Data records for software interfaces:
++++++

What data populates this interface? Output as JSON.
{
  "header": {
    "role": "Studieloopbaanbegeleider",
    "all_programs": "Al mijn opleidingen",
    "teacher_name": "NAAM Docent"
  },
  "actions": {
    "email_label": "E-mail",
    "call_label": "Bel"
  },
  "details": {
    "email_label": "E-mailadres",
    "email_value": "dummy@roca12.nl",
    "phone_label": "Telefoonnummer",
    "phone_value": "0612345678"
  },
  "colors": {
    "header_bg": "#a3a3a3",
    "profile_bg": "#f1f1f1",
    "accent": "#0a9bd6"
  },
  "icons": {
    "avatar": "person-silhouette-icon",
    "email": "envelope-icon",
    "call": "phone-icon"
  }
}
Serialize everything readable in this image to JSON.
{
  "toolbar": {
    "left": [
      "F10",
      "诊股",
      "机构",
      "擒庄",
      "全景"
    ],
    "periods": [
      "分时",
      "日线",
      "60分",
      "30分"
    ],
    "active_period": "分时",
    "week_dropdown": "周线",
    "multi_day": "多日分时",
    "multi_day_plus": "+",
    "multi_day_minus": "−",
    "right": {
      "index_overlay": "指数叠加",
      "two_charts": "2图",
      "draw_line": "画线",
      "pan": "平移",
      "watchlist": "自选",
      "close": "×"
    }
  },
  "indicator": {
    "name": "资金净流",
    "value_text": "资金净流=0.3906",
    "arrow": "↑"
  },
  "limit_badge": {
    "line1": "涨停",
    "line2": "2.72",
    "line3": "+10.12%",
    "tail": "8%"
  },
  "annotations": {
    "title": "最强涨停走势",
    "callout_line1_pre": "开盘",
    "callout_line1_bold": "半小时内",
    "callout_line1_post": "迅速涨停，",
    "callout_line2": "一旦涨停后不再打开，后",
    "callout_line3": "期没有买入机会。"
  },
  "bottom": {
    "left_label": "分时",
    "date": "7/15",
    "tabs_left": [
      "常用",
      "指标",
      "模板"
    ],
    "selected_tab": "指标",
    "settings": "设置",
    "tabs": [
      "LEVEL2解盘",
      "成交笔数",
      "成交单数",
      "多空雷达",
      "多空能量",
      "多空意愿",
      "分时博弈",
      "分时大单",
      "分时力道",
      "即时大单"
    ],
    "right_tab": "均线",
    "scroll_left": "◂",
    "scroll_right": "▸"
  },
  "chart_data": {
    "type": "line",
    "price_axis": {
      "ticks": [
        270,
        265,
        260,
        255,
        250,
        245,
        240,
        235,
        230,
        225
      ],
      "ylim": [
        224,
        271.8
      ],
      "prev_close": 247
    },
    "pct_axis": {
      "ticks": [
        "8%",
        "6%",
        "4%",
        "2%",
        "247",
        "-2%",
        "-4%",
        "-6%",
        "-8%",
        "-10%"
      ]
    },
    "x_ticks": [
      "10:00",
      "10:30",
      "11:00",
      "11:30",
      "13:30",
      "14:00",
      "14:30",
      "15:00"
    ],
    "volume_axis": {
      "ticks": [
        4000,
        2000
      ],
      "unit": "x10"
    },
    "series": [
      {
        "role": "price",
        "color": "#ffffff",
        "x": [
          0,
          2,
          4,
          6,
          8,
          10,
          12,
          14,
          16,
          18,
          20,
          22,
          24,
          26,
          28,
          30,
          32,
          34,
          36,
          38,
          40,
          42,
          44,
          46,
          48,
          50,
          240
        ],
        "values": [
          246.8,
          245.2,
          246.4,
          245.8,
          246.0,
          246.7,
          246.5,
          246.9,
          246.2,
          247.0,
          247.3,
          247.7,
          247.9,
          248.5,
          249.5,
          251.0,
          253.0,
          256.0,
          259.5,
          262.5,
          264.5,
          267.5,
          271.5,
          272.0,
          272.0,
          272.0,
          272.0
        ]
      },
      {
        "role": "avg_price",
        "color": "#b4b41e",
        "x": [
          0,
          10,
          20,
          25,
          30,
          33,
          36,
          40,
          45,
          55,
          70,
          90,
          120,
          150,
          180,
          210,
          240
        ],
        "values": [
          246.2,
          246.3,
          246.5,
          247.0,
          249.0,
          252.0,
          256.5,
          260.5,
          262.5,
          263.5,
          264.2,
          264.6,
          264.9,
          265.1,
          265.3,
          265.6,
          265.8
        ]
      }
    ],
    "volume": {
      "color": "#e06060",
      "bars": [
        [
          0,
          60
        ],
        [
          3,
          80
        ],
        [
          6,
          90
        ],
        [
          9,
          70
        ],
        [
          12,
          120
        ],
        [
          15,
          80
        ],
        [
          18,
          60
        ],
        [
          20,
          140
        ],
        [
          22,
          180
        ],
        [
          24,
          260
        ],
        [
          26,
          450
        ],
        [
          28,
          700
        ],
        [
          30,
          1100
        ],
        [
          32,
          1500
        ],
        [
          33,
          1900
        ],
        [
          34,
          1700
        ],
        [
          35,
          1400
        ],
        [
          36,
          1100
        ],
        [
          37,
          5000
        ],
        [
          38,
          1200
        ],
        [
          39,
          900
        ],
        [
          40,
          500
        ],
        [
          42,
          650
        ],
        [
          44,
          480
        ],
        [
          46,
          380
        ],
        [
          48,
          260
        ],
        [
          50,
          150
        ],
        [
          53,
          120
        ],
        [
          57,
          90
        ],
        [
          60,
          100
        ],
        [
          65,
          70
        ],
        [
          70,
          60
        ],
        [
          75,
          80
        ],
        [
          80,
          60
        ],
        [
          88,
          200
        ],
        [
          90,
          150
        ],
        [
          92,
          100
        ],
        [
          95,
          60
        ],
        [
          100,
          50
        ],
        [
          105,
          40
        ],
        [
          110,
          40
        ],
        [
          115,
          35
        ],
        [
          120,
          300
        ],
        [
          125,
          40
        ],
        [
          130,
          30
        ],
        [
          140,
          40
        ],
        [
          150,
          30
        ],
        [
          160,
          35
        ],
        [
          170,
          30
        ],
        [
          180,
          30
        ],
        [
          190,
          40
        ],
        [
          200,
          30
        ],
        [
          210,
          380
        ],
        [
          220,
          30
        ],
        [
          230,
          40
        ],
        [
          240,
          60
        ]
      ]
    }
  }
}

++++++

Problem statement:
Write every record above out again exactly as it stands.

Answer to the exercise:
What data populates this interface? Output as JSON.
{
  "header": {
    "role": "Studieloopbaanbegeleider",
    "all_programs": "Al mijn opleidingen",
    "teacher_name": "NAAM Docent"
  },
  "actions": {
    "email_label": "E-mail",
    "call_label": "Bel"
  },
  "details": {
    "email_label": "E-mailadres",
    "email_value": "dummy@roca12.nl",
    "phone_label": "Telefoonnummer",
    "phone_value": "0612345678"
  },
  "colors": {
    "header_bg": "#a3a3a3",
    "profile_bg": "#f1f1f1",
    "accent": "#0a9bd6"
  },
  "icons": {
    "avatar": "person-silhouette-icon",
    "email": "envelope-icon",
    "call": "phone-icon"
  }
}
Serialize everything readable in this image to JSON.
{
  "toolbar": {
    "left": [
      "F10",
      "诊股",
      "机构",
      "擒庄",
      "全景"
    ],
    "periods": [
      "分时",
      "日线",
      "60分",
      "30分"
    ],
    "active_period": "分时",
    "week_dropdown": "周线",
    "multi_day": "多日分时",
    "multi_day_plus": "+",
    "multi_day_minus": "−",
    "right": {
      "index_overlay": "指数叠加",
      "two_charts": "2图",
      "draw_line": "画线",
      "pan": "平移",
      "watchlist": "自选",
      "close": "×"
    }
  },
  "indicator": {
    "name": "资金净流",
    "value_text": "资金净流=0.3906",
    "arrow": "↑"
  },
  "limit_badge": {
    "line1": "涨停",
    "line2": "2.72",
    "line3": "+10.12%",
    "tail": "8%"
  },
  "annotations": {
    "title": "最强涨停走势",
    "callout_line1_pre": "开盘",
    "callout_line1_bold": "半小时内",
    "callout_line1_post": "迅速涨停，",
    "callout_line2": "一旦涨停后不再打开，后",
    "callout_line3": "期没有买入机会。"
  },
  "bottom": {
    "left_label": "分时",
    "date": "7/15",
    "tabs_left": [
      "常用",
      "指标",
      "模板"
    ],
    "selected_tab": "指标",
    "settings": "设置",
    "tabs": [
      "LEVEL2解盘",
      "成交笔数",
      "成交单数",
      "多空雷达",
      "多空能量",
      "多空意愿",
      "分时博弈",
      "分时大单",
      "分时力道",
      "即时大单"
    ],
    "right_tab": "均线",
    "scroll_left": "◂",
    "scroll_right": "▸"
  },
  "chart_data": {
    "type": "line",
    "price_axis": {
      "ticks": [
        270,
        265,
        260,
        255,
        250,
        245,
        240,
        235,
        230,
        225
      ],
      "ylim": [
        224,
        271.8
      ],
      "prev_close": 247
    },
    "pct_axis": {
      "ticks": [
        "8%",
        "6%",
        "4%",
        "2%",
        "247",
        "-2%",
        "-4%",
        "-6%",
        "-8%",
        "-10%"
      ]
    },
    "x_ticks": [
      "10:00",
      "10:30",
      "11:00",
      "11:30",
      "13:30",
      "14:00",
      "14:30",
      "15:00"
    ],
    "volume_axis": {
      "ticks": [
        4000,
        2000
      ],
      "unit": "x10"
    },
    "series": [
      {
        "role": "price",
        "color": "#ffffff",
        "x": [
          0,
          2,
          4,
          6,
          8,
          10,
          12,
          14,
          16,
          18,
          20,
          22,
          24,
          26,
          28,
          30,
          32,
          34,
          36,
          38,
          40,
          42,
          44,
          46,
          48,
          50,
          240
        ],
        "values": [
          246.8,
          245.2,
          246.4,
          245.8,
          246.0,
          246.7,
          246.5,
          246.9,
          246.2,
          247.0,
          247.3,
          247.7,
          247.9,
          248.5,
          249.5,
          251.0,
          253.0,
          256.0,
          259.5,
          262.5,
          264.5,
          267.5,
          271.5,
          272.0,
          272.0,
          272.0,
          272.0
        ]
      },
      {
        "role": "avg_price",
        "color": "#b4b41e",
        "x": [
          0,
          10,
          20,
          25,
          30,
          33,
          36,
          40,
          45,
          55,
          70,
          90,
          120,
          150,
          180,
          210,
          240
        ],
        "values": [
          246.2,
          246.3,
          246.5,
          247.0,
          249.0,
          252.0,
          256.5,
          260.5,
          262.5,
          263.5,
          264.2,
          264.6,
          264.9,
          265.1,
          265.3,
          265.6,
          265.8
        ]
      }
    ],
    "volume": {
      "color": "#e06060",
      "bars": [
        [
          0,
          60
        ],
        [
          3,
          80
        ],
        [
          6,
          90
        ],
        [
          9,
          70
        ],
        [
          12,
          120
        ],
        [
          15,
          80
        ],
        [
          18,
          60
        ],
        [
          20,
          140
        ],
        [
          22,
          180
        ],
        [
          24,
          260
        ],
        [
          26,
          450
        ],
        [
          28,
          700
        ],
        [
          30,
          1100
        ],
        [
          32,
          1500
        ],
        [
          33,
          1900
        ],
        [
          34,
          1700
        ],
        [
          35,
          1400
        ],
        [
          36,
          1100
        ],
        [
          37,
          5000
        ],
        [
          38,
          1200
        ],
        [
          39,
          900
        ],
        [
          40,
          500
        ],
        [
          42,
          650
        ],
        [
          44,
          480
        ],
        [
          46,
          380
        ],
        [
          48,
          260
        ],
        [
          50,
          150
        ],
        [
          53,
          120
        ],
        [
          57,
          90
        ],
        [
          60,
          100
        ],
        [
          65,
          70
        ],
        [
          70,
          60
        ],
        [
          75,
          80
        ],
        [
          80,
          60
        ],
        [
          88,
          200
        ],
        [
          90,
          150
        ],
        [
          92,
          100
        ],
        [
          95,
          60
        ],
        [
          100,
          50
        ],
        [
          105,
          40
        ],
        [
          110,
          40
        ],
        [
          115,
          35
        ],
        [
          120,
          300
        ],
        [
          125,
          40
        ],
        [
          130,
          30
        ],
        [
          140,
          40
        ],
        [
          150,
          30
        ],
        [
          160,
          35
        ],
        [
          170,
          30
        ],
        [
          180,
          30
        ],
        [
          190,
          40
        ],
        [
          200,
          30
        ],
        [
          210,
          380
        ],
        [
          220,
          30
        ],
        [
          230,
          40
        ],
        [
          240,
          60
        ]
      ]
    }
  }
}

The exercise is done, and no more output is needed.